OpenXT, the open-source version XenClient XT, was embraced via the SecureView platform, which is favored by U.S. military and intelligence communities. One executive I spoke to estimated that this ecosystem had invested tens of millions of dollars in OpenXT.
SecureView was developed in 2010 via collaboration between the security community and U.S. Air Force Research Lab, and is government off-the-shelf software. Given the dates, I think we can guess where the pressure for XenClient XT to be open sourced may have come from!
Who is competitive in the market?
What struck me most about all the execs I talked to was their universal respect for others in this field, as well as their focus on engineering their own genuinely sound technology. I didn’t get the usual EUC product talk hyping up their own solution or criticizing others.
Bromium and Hysolate both have very attractive products which suit different end user workflows and approaches. Whilst we could do a bake off, I think that would rather miss the point (and I hope their sales and product teams or customers don’t make the mistake of debating those two solutions as competitors). The bigger question should be to get the wider EUC/VDI/Cloud community to consider a solution of this genre.
Citrix’s timing and history with XenClient meant they didn’t continue with client virtualization, and VMware never really went in on a security-focused type-1 hypervisor (there were noises but that was it). But, now Microsoft has made it pretty clear with Hyper-V, Windows Sandbox, and Privileged Access Workstation that OS segregation is the way to go; and the mainstream VDI vendors don’t have a great deal to talk about.
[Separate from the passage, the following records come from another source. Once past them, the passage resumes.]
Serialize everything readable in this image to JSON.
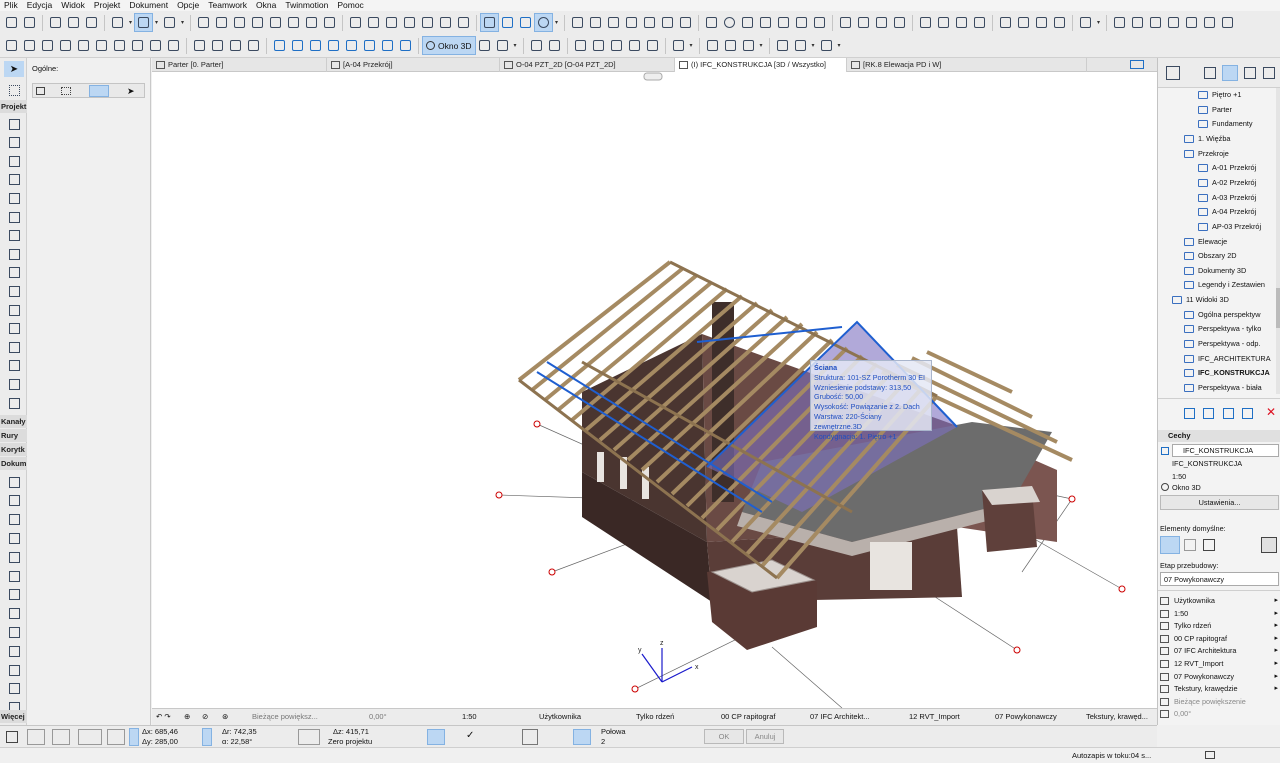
{
  "menu": [
    "Plik",
    "Edycja",
    "Widok",
    "Projekt",
    "Dokument",
    "Opcje",
    "Teamwork",
    "Okna",
    "Twinmotion",
    "Pomoc"
  ],
  "toolbar": {
    "okno3d": "Okno 3D"
  },
  "infobox": {
    "label": "Ogólne:"
  },
  "left_sections": {
    "projekt": "Projekt",
    "kanaly": "Kanały",
    "rury": "Rury",
    "korytka": "Korytk",
    "dokum": "Dokum",
    "wiecej": "Więcej"
  },
  "tabs": [
    "Parter [0. Parter]",
    "[A-04 Przekrój]",
    "O-04 PZT_2D [O-04 PZT_2D]",
    "(I) IFC_KONSTRUKCJA [3D / Wszystko]",
    "[RK.8 Elewacja PD i W]"
  ],
  "tooltip": {
    "title": "Ściana",
    "lines": [
      "Struktura: 101-SZ Porotherm 30 EI",
      "Wzniesienie podstawy: 313,50",
      "Grubość: 50,00",
      "Wysokość: Powiązanie z 2. Dach",
      "Warstwa: 220-Ściany zewnętrzne.3D",
      "Kondygnacja: 1. Piętro +1"
    ]
  },
  "axes": {
    "z": "z",
    "y": "y",
    "x": "x"
  },
  "navbar": {
    "zoom": "Bieżące powiększ...",
    "angle": "0,00°",
    "scale": "1:50",
    "user": "Użytkownika",
    "rdzen": "Tylko rdzeń",
    "pen": "00 CP rapitograf",
    "ifc": "07 IFC Architekt...",
    "rvt": "12 RVT_Import",
    "etap": "07 Powykonawczy",
    "tekstury": "Tekstury, krawęd..."
  },
  "coords": {
    "dx": "Δx: 685,46",
    "dy": "Δy: 285,00",
    "dr": "Δr: 742,35",
    "da": "α: 22,58°",
    "dz": "Δz: 415,71",
    "zero": "Zero projektu",
    "polowa": "Połowa",
    "polowa_n": "2",
    "ok": "OK",
    "anuluj": "Anuluj"
  },
  "statusbar": {
    "autosave": "Autozapis w toku:04 s..."
  },
  "navigator": [
    {
      "label": "Piętro +1",
      "indent": 2
    },
    {
      "label": "Parter",
      "indent": 2
    },
    {
      "label": "Fundamenty",
      "indent": 2
    },
    {
      "label": "1. Więźba",
      "indent": 1
    },
    {
      "label": "Przekroje",
      "indent": 1,
      "open": true
    },
    {
      "label": "A-01 Przekrój",
      "indent": 2
    },
    {
      "label": "A-02 Przekrój",
      "indent": 2
    },
    {
      "label": "A-03 Przekrój",
      "indent": 2
    },
    {
      "label": "A-04 Przekrój",
      "indent": 2
    },
    {
      "label": "AP-03 Przekrój",
      "indent": 2
    },
    {
      "label": "Elewacje",
      "indent": 1
    },
    {
      "label": "Obszary 2D",
      "indent": 1
    },
    {
      "label": "Dokumenty 3D",
      "indent": 1
    },
    {
      "label": "Legendy i Zestawien",
      "indent": 1
    },
    {
      "label": "11 Widoki 3D",
      "indent": 0,
      "open": true
    },
    {
      "label": "Ogólna perspektyw",
      "indent": 1
    },
    {
      "label": "Perspektywa - tylko",
      "indent": 1
    },
    {
      "label": "Perspektywa - odp.",
      "indent": 1
    },
    {
      "label": "IFC_ARCHITEKTURA",
      "indent": 1
    },
    {
      "label": "IFC_KONSTRUKCJA",
      "indent": 1,
      "bold": true
    },
    {
      "label": "Perspektywa - biała",
      "indent": 1
    }
  ],
  "cechy": {
    "header": "Cechy",
    "name": "IFC_KONSTRUKCJA",
    "name2": "IFC_KONSTRUKCJA",
    "scale": "1:50",
    "mode": "Okno 3D",
    "settings": "Ustawienia...",
    "defaults": "Elementy domyślne:",
    "etap_label": "Etap przebudowy:",
    "etap_value": "07 Powykonawczy"
  },
  "props": [
    "Użytkownika",
    "1:50",
    "Tylko rdzeń",
    "00 CP rapitograf",
    "07 IFC Architektura",
    "12 RVT_Import",
    "07 Powykonawczy",
    "Tekstury, krawędzie",
    "Bieżące powiększenie",
    "0,00°"
  ]
}
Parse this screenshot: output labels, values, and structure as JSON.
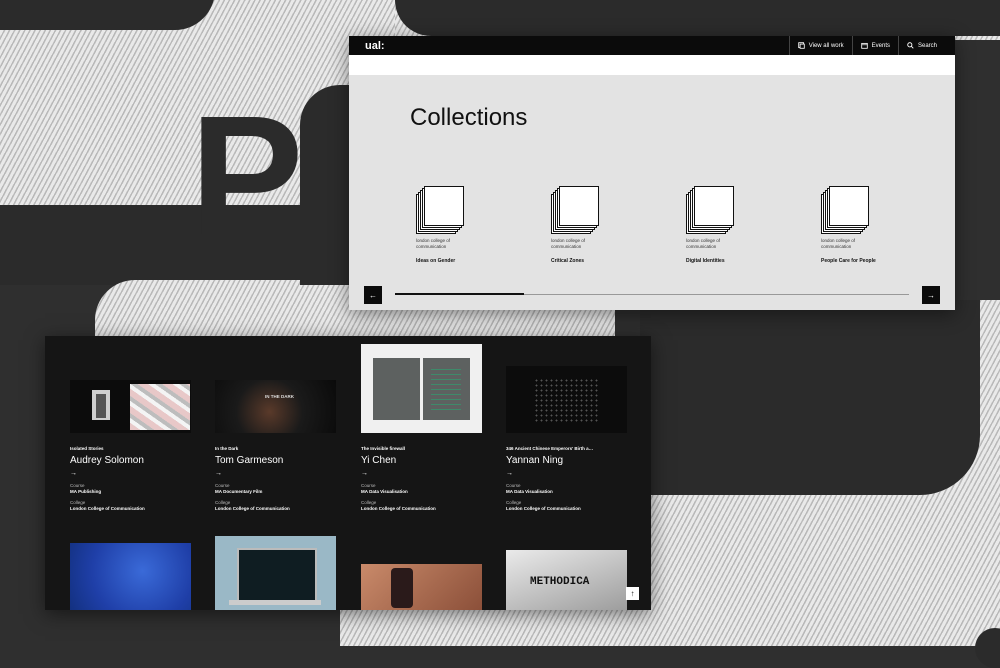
{
  "top_window": {
    "logo": "ual:",
    "nav": [
      {
        "label": "View all work",
        "icon": "grid-icon"
      },
      {
        "label": "Events",
        "icon": "calendar-icon"
      },
      {
        "label": "Search",
        "icon": "search-icon"
      }
    ],
    "heading": "Collections",
    "collections": [
      {
        "subtitle": "london college of communication",
        "title": "Ideas on Gender"
      },
      {
        "subtitle": "london college of communication",
        "title": "Critical Zones"
      },
      {
        "subtitle": "london college of communication",
        "title": "Digital Identities"
      },
      {
        "subtitle": "london college of communication",
        "title": "People Care for People"
      }
    ],
    "prev_arrow": "←",
    "next_arrow": "→",
    "carousel_progress": 0.25
  },
  "bottom_window": {
    "course_label": "Course",
    "college_label": "College",
    "arrow": "→",
    "cards": [
      {
        "project": "Isolated Stories",
        "name": "Audrey Solomon",
        "course": "MA Publishing",
        "college": "London College of Communication"
      },
      {
        "project": "In the Dark",
        "name": "Tom Garmeson",
        "course": "MA Documentary Film",
        "college": "London College of Communication",
        "thumb_text": "IN THE DARK"
      },
      {
        "project": "The Invisible firewall",
        "name": "Yi Chen",
        "course": "MA Data Visualisation",
        "college": "London College of Communication"
      },
      {
        "project": "346 Ancient Chinese Emperors' Birth a…",
        "name": "Yannan Ning",
        "course": "MA Data Visualisation",
        "college": "London College of Communication"
      }
    ],
    "row2_thumb_text": "METHODICA",
    "scroll_top": "↑"
  },
  "background_letter": "P"
}
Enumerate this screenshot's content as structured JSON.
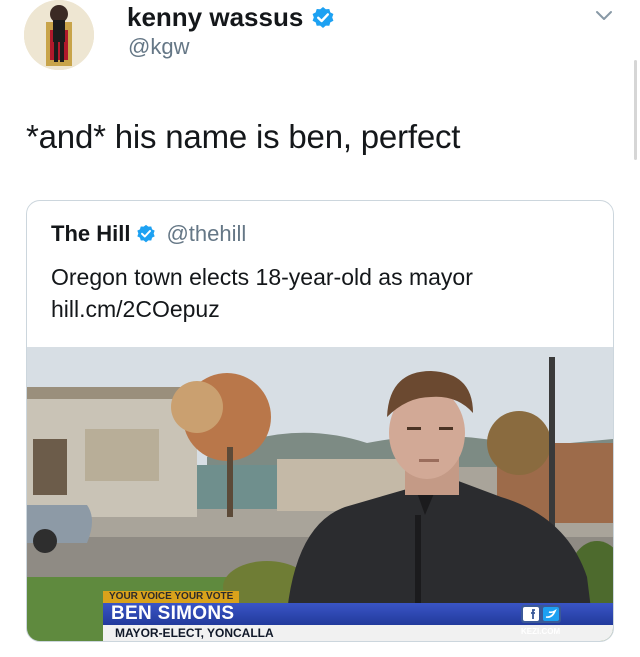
{
  "author": {
    "name": "kenny wassus",
    "handle": "@kgw",
    "verified": true
  },
  "tweet": {
    "text": "*and* his name is ben, perfect"
  },
  "quoted_tweet": {
    "name": "The Hill",
    "handle": "@thehill",
    "verified": true,
    "text": "Oregon town elects 18-year-old as mayor",
    "link": "hill.cm/2COepuz"
  },
  "news_graphic": {
    "tag": "YOUR VOICE YOUR VOTE",
    "name": "BEN SIMONS",
    "title": "MAYOR-ELECT, YONCALLA",
    "brand": "KEZI.COM"
  },
  "colors": {
    "verified_badge": "#1da1f2",
    "handle_gray": "#657786",
    "card_border": "#ccd6dd",
    "lower_third_blue": "#2d48b4",
    "lower_third_gold": "#d9a21b"
  },
  "icons": {
    "verified": "verified-badge-icon",
    "menu": "chevron-down-icon"
  }
}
End-client security can be weak in many ways, and clearly there’s a vast majority that haven’t yet looked at client virtualization and are a green field market for these products.
For the Citrix/VMware/EUC communities, there are third parties doing bits of extra security at Ring -1 (e.g., Bitdefender’s introspection products), and of course they all have their server virtualization offerings (VMware ESXi, the “Citrix Hypervisor,” etc.), but none of the main vendors have anything that’s really a client VM offering.
Dan McCall, who was CEO of Virtual Computer, worked on XenClient at Citrix, and is now elsewhere in the industry, gave me an insightful, reflective, and rather objective view on the future:
“I will say that there exists clear evidence of market interest for client-hypervisors both then and now and that the biggest issues from the past [were] around technology and the fidelity of the user-experience (which Apple has so eloquently drilled into our collective psyche).
Microsoft and Client Hyper-V is something of a game changer. If it had existed in 2008, we might have seen a very different market develop.
Finally, I would say that beyond server virtualization which is the ‘norm,’ client virtualization is a ‘niche.’ In the case of Citrix and XenApp/XenDesktop a very large important niche solving dozens of use cases. In the case of client hypervisors the niche would appear to be around security more than desktop management. It will be interesting to see how this market re-develops. Maybe we were just 10 years too early with Virtual Computer!!!”
This agreed with everything I heard: client virtualization today is about security, and taking care of everything without forcing the user to decide what to trust.